SCENE IFrance. The English camp.
Enter FLUELLEN and GOWER.
Nay, that's right; but why wear you
your leek to-day? Saint Davy's day is past.
There is occasions and causes why
and wherefore in all things: I will tell you,
asse my friend, Captain Gower: the rascally,
scauld, beggarly, lousy, pragging knave, Pistol,
which you and yourself and all the world
know to be no petter than a fellow, look you
now, of no merits, he is come to me and
prings me pread and salt yesterday, look you,
and bid me eat my leek: it was in a place
where I could not breed no contention with
him; but I will be so bold as to wear it in
my cap till I see him once again, and then I
will tell him a little piece of my desires. Enter PISTOL.
Why, here he comes, swelling like a
'Tis no matter for his swellings nor
his turkey-cocks. God pless you, Aunchient
Pistol! you scurvy, lousy knave, God pless
Ha! art thou bedlam? dost thou thirst, base Trojan.
To have me fold up Parca's fatal web?
Hence! I am qualmish at the smell of leek.
I peseech you heartily, scurvy, lousy
knave, at my desires, and my requests, and
my petitions, to eat, look you, this leek: because,
look you, you do not love it, nor your
affections and your appetites and your digestions
doo's not agree with it, I would desire
you to eat it.
Not for Cadwallader and all his goats.
There is one goat for you. [Strikes him.]
Will you be so good, scauld knave, (31)
as eat it?
Base Trojan, thou shalt die.
You say very true, scauld knave,
when God's will is: I will desire you to live
in the mean time, and eat your victuals: come,
there is sauce for it. Strikes him. You called
me yesterday mountain-squire; but
I will make you to-day a squire of low degree.
I pray you, fall to: if you can mock
a leek, you can eat a leek.
Enough, captain: you have astonished (41)
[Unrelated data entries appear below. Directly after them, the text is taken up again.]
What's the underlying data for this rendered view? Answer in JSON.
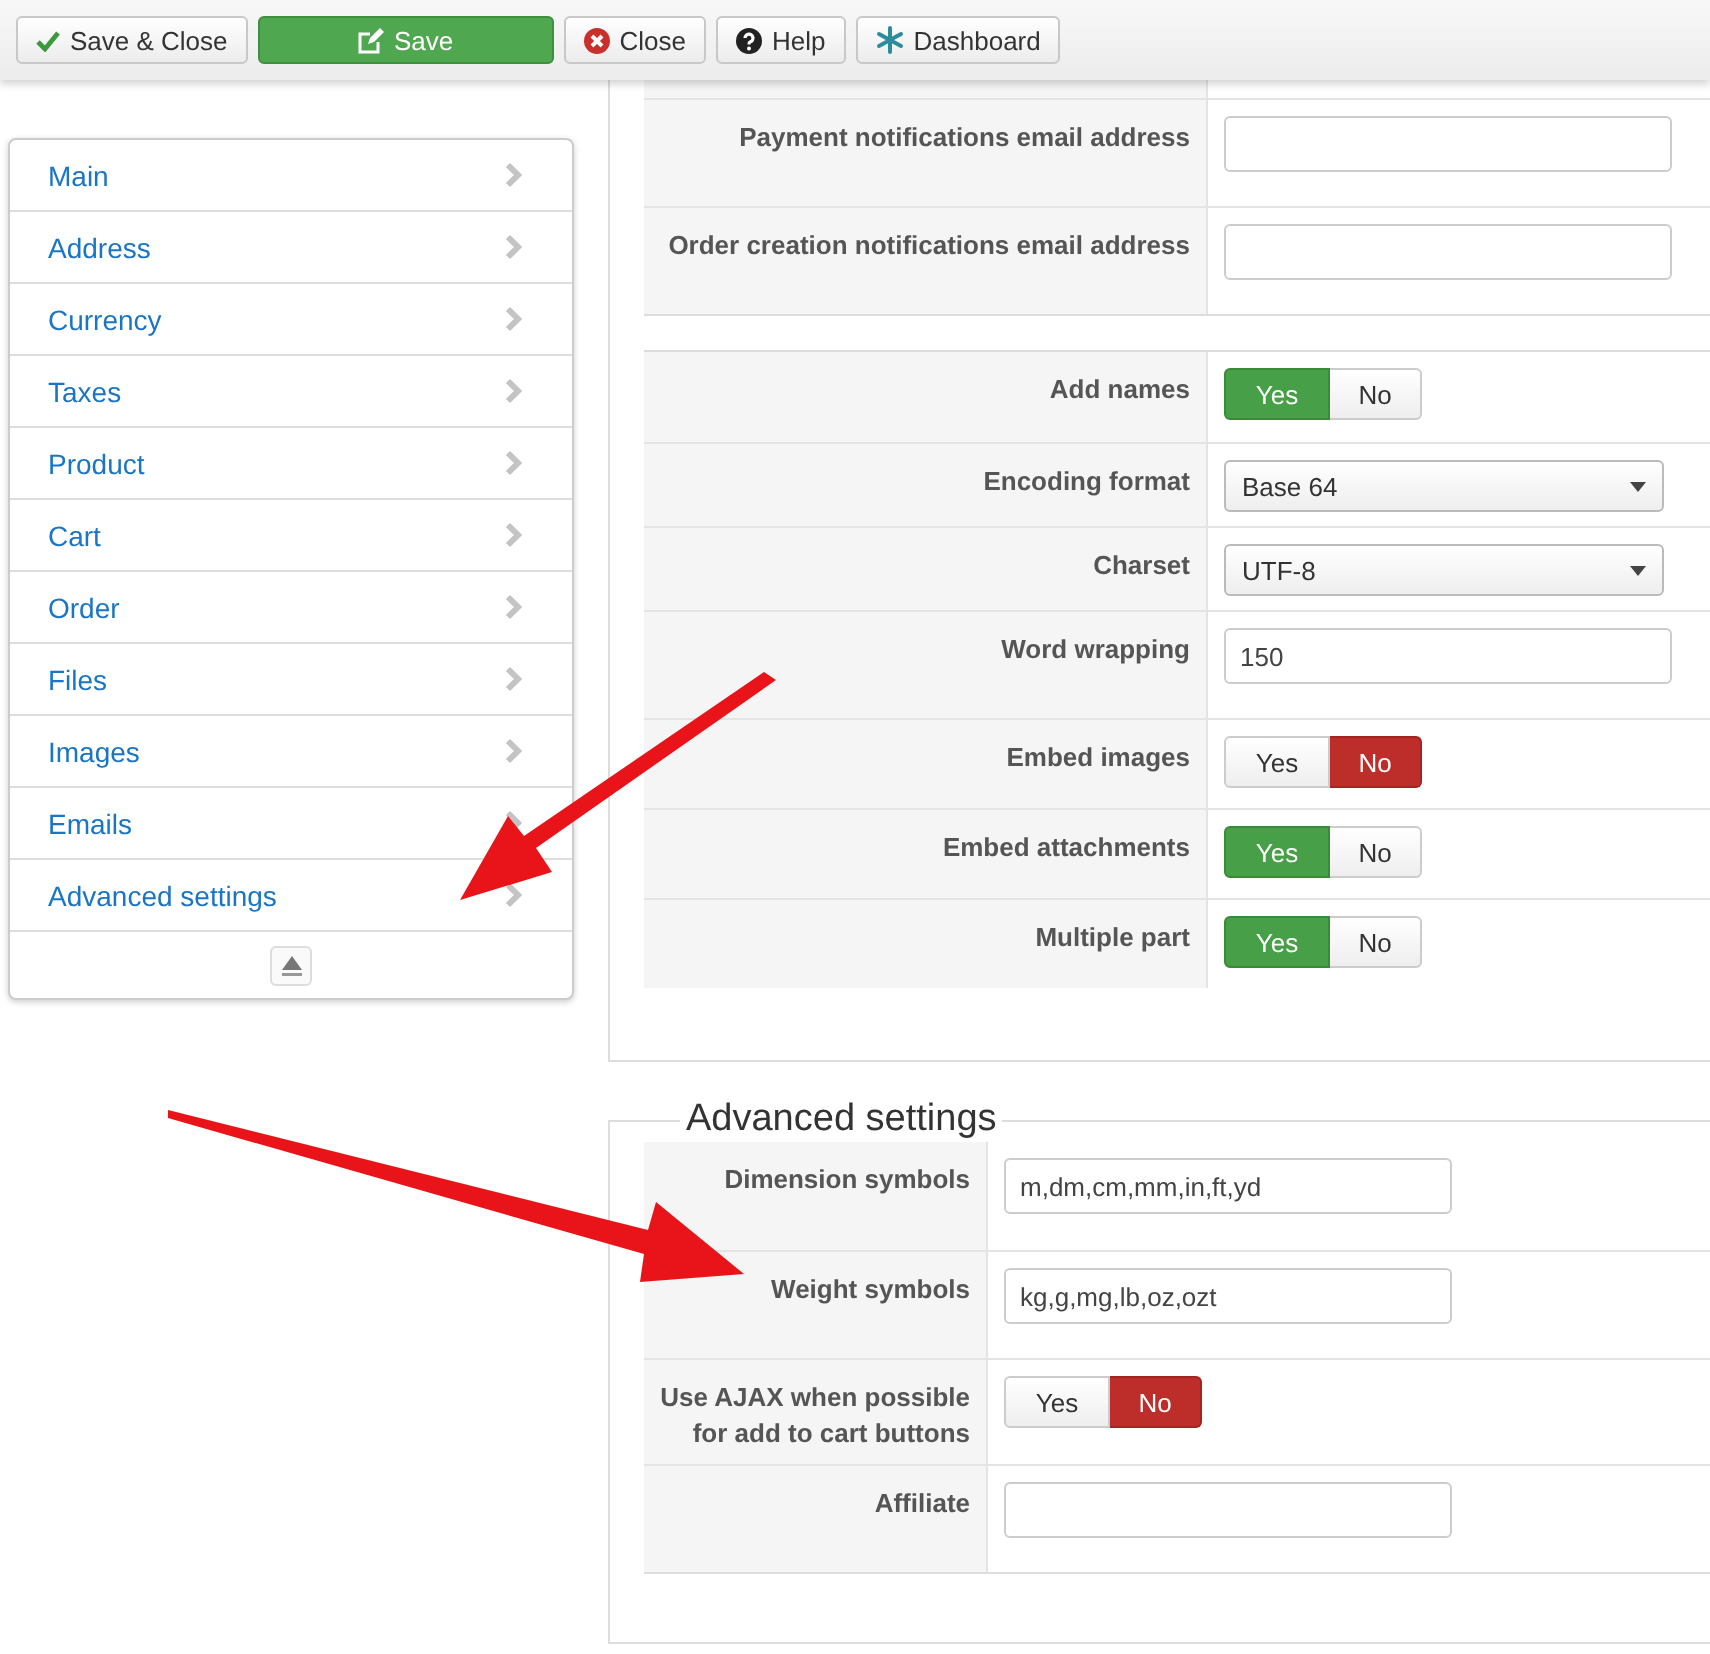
{
  "toolbar": {
    "buttons": [
      {
        "label": "Save & Close",
        "kind": "default"
      },
      {
        "label": "Save",
        "kind": "primary"
      },
      {
        "label": "Close",
        "kind": "default"
      },
      {
        "label": "Help",
        "kind": "default"
      },
      {
        "label": "Dashboard",
        "kind": "default"
      }
    ]
  },
  "sidebar": {
    "items": [
      {
        "label": "Main"
      },
      {
        "label": "Address"
      },
      {
        "label": "Currency"
      },
      {
        "label": "Taxes"
      },
      {
        "label": "Product"
      },
      {
        "label": "Cart"
      },
      {
        "label": "Order"
      },
      {
        "label": "Files"
      },
      {
        "label": "Images"
      },
      {
        "label": "Emails"
      },
      {
        "label": "Advanced settings"
      }
    ]
  },
  "email_settings": {
    "address_rows": [
      {
        "label": "Payment notifications email address",
        "kind": "input"
      },
      {
        "label": "Order creation notifications email address",
        "kind": "input"
      }
    ],
    "options_rows": [
      {
        "label": "Add names",
        "kind": "toggle",
        "options": [
          {
            "label": "Yes",
            "selected": true
          },
          {
            "label": "No",
            "selected": false
          }
        ]
      },
      {
        "label": "Encoding format",
        "kind": "select",
        "value": "Base 64"
      },
      {
        "label": "Charset",
        "kind": "select",
        "value": "UTF-8"
      },
      {
        "label": "Word wrapping",
        "kind": "input",
        "value": "150"
      },
      {
        "label": "Embed images",
        "kind": "toggle",
        "options": [
          {
            "label": "Yes",
            "selected": false
          },
          {
            "label": "No",
            "selected": true
          }
        ]
      },
      {
        "label": "Embed attachments",
        "kind": "toggle",
        "options": [
          {
            "label": "Yes",
            "selected": true
          },
          {
            "label": "No",
            "selected": false
          }
        ]
      },
      {
        "label": "Multiple part",
        "kind": "toggle",
        "options": [
          {
            "label": "Yes",
            "selected": true
          },
          {
            "label": "No",
            "selected": false
          }
        ]
      }
    ]
  },
  "advanced_settings": {
    "title": "Advanced settings",
    "rows": [
      {
        "label": "Dimension symbols",
        "kind": "input",
        "value": "m,dm,cm,mm,in,ft,yd"
      },
      {
        "label": "Weight symbols",
        "kind": "input",
        "value": "kg,g,mg,lb,oz,ozt"
      },
      {
        "label": "Use AJAX when possible for add to cart buttons",
        "kind": "toggle",
        "options": [
          {
            "label": "Yes",
            "selected": false
          },
          {
            "label": "No",
            "selected": true
          }
        ]
      },
      {
        "label": "Affiliate",
        "kind": "input"
      }
    ]
  }
}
I say, I will make him eat some part
of my leek, or I will peat his pate four days.
Bite, I pray you; it is good for your green
wound and your ploody coxcomb.
Must I bite?
Yes, certainly, and out of doubt and
out of question too, and ambiguities.
By this leek, I will most horribly revenge: (50)
I eat and eat, I swear--
Eat, I pray you: will you have some
more sauce to your leek? there is not enough
leek to swear by.
Quiet thy cudgel; thou dost see I eat.
Much good do you, scauld knave,
heartily. Nay, pray you, throw none away;
the skin is good for your broken coxcomb.
When you take occasions to see leeks hereafter,
I pray you, mock at 'em; that is all. (60)
Ay, leeks is good: hold you, there is
a groat to heal your pate.
Me a groat!
Yes, verily and in truth, you shall
take it; or I have another leek in my pocket,
which you shall eat.
I take thy groat in earnest of revenge.
If I owe you any thing, I will pay
you in cudgels: you shall be a woodmonger,
and buy nothing of me but cudgels. God b'
wi' you, and keep you, and heal your pate. [Exit.
All hell shall stir for this.
Go, go; you are a counterfeit cowardly
knave. Will you mock at an ancient
tradition, begun upon an honourable respect,
and worn as a memorable trophy of predeceased
valour and dare not avouch in your
deeds any of your words? I have seen you
gleeking and galling at this gentleman twice
or thrice. You thought, because he could not
speak English in the native garb, he could not
therefore handle an English cudgel: you find
it otherwise; and henceforth let a Welsh
correction teach you a good English condition.
Fare ye well. [Exit.
Doth Fortune play the huswife with me now?
News have I, that my Nell is dead i' the spital
Of malady of France;
And there my rendezvous is quite cut off.
Old I do wax; and from my weary limbs
Honor is cudgelled. Well, bawd I'll turn,
And something lean to cutpurse of quick hand.
To England will I steal, and there I'll steal:
And patches will I get unto these cudgell'd scars,
And swear I got them in the Gallia wars. [Exit.